▶ [RECORD SET]:
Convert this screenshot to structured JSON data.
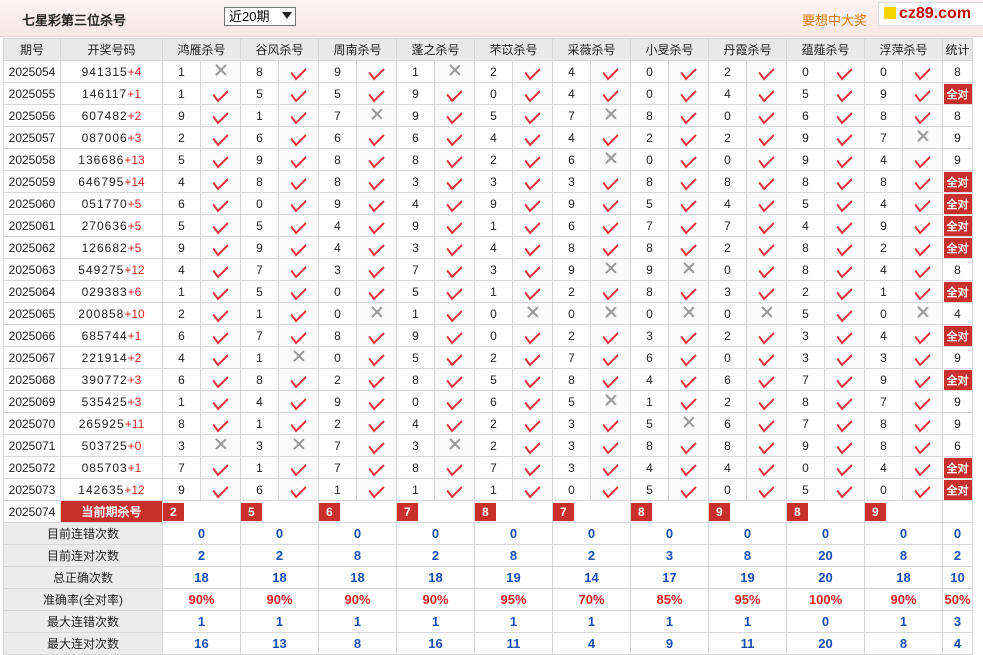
{
  "header": {
    "title": "七星彩第三位杀号",
    "period_select": "近20期",
    "promo": "要想中大奖",
    "logo": "cz89.com"
  },
  "columns": [
    "期号",
    "开奖号码",
    "鸿雁杀号",
    "谷风杀号",
    "周南杀号",
    "蓬之杀号",
    "芣苡杀号",
    "采薇杀号",
    "小旻杀号",
    "丹霞杀号",
    "蕴薤杀号",
    "浮萍杀号",
    "统计"
  ],
  "rows": [
    {
      "p": "2025054",
      "num": "941315",
      "d": "+4",
      "k": [
        [
          "1",
          0
        ],
        [
          "8",
          1
        ],
        [
          "9",
          1
        ],
        [
          "1",
          0
        ],
        [
          "2",
          1
        ],
        [
          "4",
          1
        ],
        [
          "0",
          1
        ],
        [
          "2",
          1
        ],
        [
          "0",
          1
        ],
        [
          "0",
          1
        ]
      ],
      "s": "8"
    },
    {
      "p": "2025055",
      "num": "146117",
      "d": "+1",
      "k": [
        [
          "1",
          1
        ],
        [
          "5",
          1
        ],
        [
          "5",
          1
        ],
        [
          "9",
          1
        ],
        [
          "0",
          1
        ],
        [
          "4",
          1
        ],
        [
          "0",
          1
        ],
        [
          "4",
          1
        ],
        [
          "5",
          1
        ],
        [
          "9",
          1
        ]
      ],
      "s": "全对"
    },
    {
      "p": "2025056",
      "num": "607482",
      "d": "+2",
      "k": [
        [
          "9",
          1
        ],
        [
          "1",
          1
        ],
        [
          "7",
          0
        ],
        [
          "9",
          1
        ],
        [
          "5",
          1
        ],
        [
          "7",
          0
        ],
        [
          "8",
          1
        ],
        [
          "0",
          1
        ],
        [
          "6",
          1
        ],
        [
          "8",
          1
        ]
      ],
      "s": "8"
    },
    {
      "p": "2025057",
      "num": "087006",
      "d": "+3",
      "k": [
        [
          "2",
          1
        ],
        [
          "6",
          1
        ],
        [
          "6",
          1
        ],
        [
          "6",
          1
        ],
        [
          "4",
          1
        ],
        [
          "4",
          1
        ],
        [
          "2",
          1
        ],
        [
          "2",
          1
        ],
        [
          "9",
          1
        ],
        [
          "7",
          0
        ]
      ],
      "s": "9"
    },
    {
      "p": "2025058",
      "num": "136686",
      "d": "+13",
      "k": [
        [
          "5",
          1
        ],
        [
          "9",
          1
        ],
        [
          "8",
          1
        ],
        [
          "8",
          1
        ],
        [
          "2",
          1
        ],
        [
          "6",
          0
        ],
        [
          "0",
          1
        ],
        [
          "0",
          1
        ],
        [
          "9",
          1
        ],
        [
          "4",
          1
        ]
      ],
      "s": "9"
    },
    {
      "p": "2025059",
      "num": "646795",
      "d": "+14",
      "k": [
        [
          "4",
          1
        ],
        [
          "8",
          1
        ],
        [
          "8",
          1
        ],
        [
          "3",
          1
        ],
        [
          "3",
          1
        ],
        [
          "3",
          1
        ],
        [
          "8",
          1
        ],
        [
          "8",
          1
        ],
        [
          "8",
          1
        ],
        [
          "8",
          1
        ]
      ],
      "s": "全对"
    },
    {
      "p": "2025060",
      "num": "051770",
      "d": "+5",
      "k": [
        [
          "6",
          1
        ],
        [
          "0",
          1
        ],
        [
          "9",
          1
        ],
        [
          "4",
          1
        ],
        [
          "9",
          1
        ],
        [
          "9",
          1
        ],
        [
          "5",
          1
        ],
        [
          "4",
          1
        ],
        [
          "5",
          1
        ],
        [
          "4",
          1
        ]
      ],
      "s": "全对"
    },
    {
      "p": "2025061",
      "num": "270636",
      "d": "+5",
      "k": [
        [
          "5",
          1
        ],
        [
          "5",
          1
        ],
        [
          "4",
          1
        ],
        [
          "9",
          1
        ],
        [
          "1",
          1
        ],
        [
          "6",
          1
        ],
        [
          "7",
          1
        ],
        [
          "7",
          1
        ],
        [
          "4",
          1
        ],
        [
          "9",
          1
        ]
      ],
      "s": "全对"
    },
    {
      "p": "2025062",
      "num": "126682",
      "d": "+5",
      "k": [
        [
          "9",
          1
        ],
        [
          "9",
          1
        ],
        [
          "4",
          1
        ],
        [
          "3",
          1
        ],
        [
          "4",
          1
        ],
        [
          "8",
          1
        ],
        [
          "8",
          1
        ],
        [
          "2",
          1
        ],
        [
          "8",
          1
        ],
        [
          "2",
          1
        ]
      ],
      "s": "全对"
    },
    {
      "p": "2025063",
      "num": "549275",
      "d": "+12",
      "k": [
        [
          "4",
          1
        ],
        [
          "7",
          1
        ],
        [
          "3",
          1
        ],
        [
          "7",
          1
        ],
        [
          "3",
          1
        ],
        [
          "9",
          0
        ],
        [
          "9",
          0
        ],
        [
          "0",
          1
        ],
        [
          "8",
          1
        ],
        [
          "4",
          1
        ]
      ],
      "s": "8"
    },
    {
      "p": "2025064",
      "num": "029383",
      "d": "+6",
      "k": [
        [
          "1",
          1
        ],
        [
          "5",
          1
        ],
        [
          "0",
          1
        ],
        [
          "5",
          1
        ],
        [
          "1",
          1
        ],
        [
          "2",
          1
        ],
        [
          "8",
          1
        ],
        [
          "3",
          1
        ],
        [
          "2",
          1
        ],
        [
          "1",
          1
        ]
      ],
      "s": "全对"
    },
    {
      "p": "2025065",
      "num": "200858",
      "d": "+10",
      "k": [
        [
          "2",
          1
        ],
        [
          "1",
          1
        ],
        [
          "0",
          0
        ],
        [
          "1",
          1
        ],
        [
          "0",
          0
        ],
        [
          "0",
          0
        ],
        [
          "0",
          0
        ],
        [
          "0",
          0
        ],
        [
          "5",
          1
        ],
        [
          "0",
          0
        ]
      ],
      "s": "4"
    },
    {
      "p": "2025066",
      "num": "685744",
      "d": "+1",
      "k": [
        [
          "6",
          1
        ],
        [
          "7",
          1
        ],
        [
          "8",
          1
        ],
        [
          "9",
          1
        ],
        [
          "0",
          1
        ],
        [
          "2",
          1
        ],
        [
          "3",
          1
        ],
        [
          "2",
          1
        ],
        [
          "3",
          1
        ],
        [
          "4",
          1
        ]
      ],
      "s": "全对"
    },
    {
      "p": "2025067",
      "num": "221914",
      "d": "+2",
      "k": [
        [
          "4",
          1
        ],
        [
          "1",
          0
        ],
        [
          "0",
          1
        ],
        [
          "5",
          1
        ],
        [
          "2",
          1
        ],
        [
          "7",
          1
        ],
        [
          "6",
          1
        ],
        [
          "0",
          1
        ],
        [
          "3",
          1
        ],
        [
          "3",
          1
        ]
      ],
      "s": "9"
    },
    {
      "p": "2025068",
      "num": "390772",
      "d": "+3",
      "k": [
        [
          "6",
          1
        ],
        [
          "8",
          1
        ],
        [
          "2",
          1
        ],
        [
          "8",
          1
        ],
        [
          "5",
          1
        ],
        [
          "8",
          1
        ],
        [
          "4",
          1
        ],
        [
          "6",
          1
        ],
        [
          "7",
          1
        ],
        [
          "9",
          1
        ]
      ],
      "s": "全对"
    },
    {
      "p": "2025069",
      "num": "535425",
      "d": "+3",
      "k": [
        [
          "1",
          1
        ],
        [
          "4",
          1
        ],
        [
          "9",
          1
        ],
        [
          "0",
          1
        ],
        [
          "6",
          1
        ],
        [
          "5",
          0
        ],
        [
          "1",
          1
        ],
        [
          "2",
          1
        ],
        [
          "8",
          1
        ],
        [
          "7",
          1
        ]
      ],
      "s": "9"
    },
    {
      "p": "2025070",
      "num": "265925",
      "d": "+11",
      "k": [
        [
          "8",
          1
        ],
        [
          "1",
          1
        ],
        [
          "2",
          1
        ],
        [
          "4",
          1
        ],
        [
          "2",
          1
        ],
        [
          "3",
          1
        ],
        [
          "5",
          0
        ],
        [
          "6",
          1
        ],
        [
          "7",
          1
        ],
        [
          "8",
          1
        ]
      ],
      "s": "9"
    },
    {
      "p": "2025071",
      "num": "503725",
      "d": "+0",
      "k": [
        [
          "3",
          0
        ],
        [
          "3",
          0
        ],
        [
          "7",
          1
        ],
        [
          "3",
          0
        ],
        [
          "2",
          1
        ],
        [
          "3",
          1
        ],
        [
          "8",
          1
        ],
        [
          "8",
          1
        ],
        [
          "9",
          1
        ],
        [
          "8",
          1
        ]
      ],
      "s": "6"
    },
    {
      "p": "2025072",
      "num": "085703",
      "d": "+1",
      "k": [
        [
          "7",
          1
        ],
        [
          "1",
          1
        ],
        [
          "7",
          1
        ],
        [
          "8",
          1
        ],
        [
          "7",
          1
        ],
        [
          "3",
          1
        ],
        [
          "4",
          1
        ],
        [
          "4",
          1
        ],
        [
          "0",
          1
        ],
        [
          "4",
          1
        ]
      ],
      "s": "全对"
    },
    {
      "p": "2025073",
      "num": "142635",
      "d": "+12",
      "k": [
        [
          "9",
          1
        ],
        [
          "6",
          1
        ],
        [
          "1",
          1
        ],
        [
          "1",
          1
        ],
        [
          "1",
          1
        ],
        [
          "0",
          1
        ],
        [
          "5",
          1
        ],
        [
          "0",
          1
        ],
        [
          "5",
          1
        ],
        [
          "0",
          1
        ]
      ],
      "s": "全对"
    }
  ],
  "current": {
    "p": "2025074",
    "label": "当前期杀号",
    "k": [
      "2",
      "5",
      "6",
      "7",
      "8",
      "7",
      "8",
      "9",
      "8",
      "9"
    ]
  },
  "stats": [
    {
      "label": "目前连错次数",
      "v": [
        "0",
        "0",
        "0",
        "0",
        "0",
        "0",
        "0",
        "0",
        "0",
        "0",
        "0"
      ]
    },
    {
      "label": "目前连对次数",
      "v": [
        "2",
        "2",
        "8",
        "2",
        "8",
        "2",
        "3",
        "8",
        "20",
        "8",
        "2"
      ]
    },
    {
      "label": "总正确次数",
      "v": [
        "18",
        "18",
        "18",
        "18",
        "19",
        "14",
        "17",
        "19",
        "20",
        "18",
        "10"
      ]
    },
    {
      "label": "准确率(全对率)",
      "v": [
        "90%",
        "90%",
        "90%",
        "90%",
        "95%",
        "70%",
        "85%",
        "95%",
        "100%",
        "90%",
        "50%"
      ],
      "rate": true
    },
    {
      "label": "最大连错次数",
      "v": [
        "1",
        "1",
        "1",
        "1",
        "1",
        "1",
        "1",
        "1",
        "0",
        "1",
        "3"
      ]
    },
    {
      "label": "最大连对次数",
      "v": [
        "16",
        "13",
        "8",
        "16",
        "11",
        "4",
        "9",
        "11",
        "20",
        "8",
        "4"
      ]
    }
  ]
}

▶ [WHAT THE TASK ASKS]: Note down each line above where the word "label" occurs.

▶ [RESULT FOR THIS EXERCISE]:
    "label": "当前期杀号",
      "label": "目前连错次数",
      "label": "目前连对次数",
      "label": "总正确次数",
      "label": "准确率(全对率)",
      "label": "最大连错次数",
      "label": "最大连对次数",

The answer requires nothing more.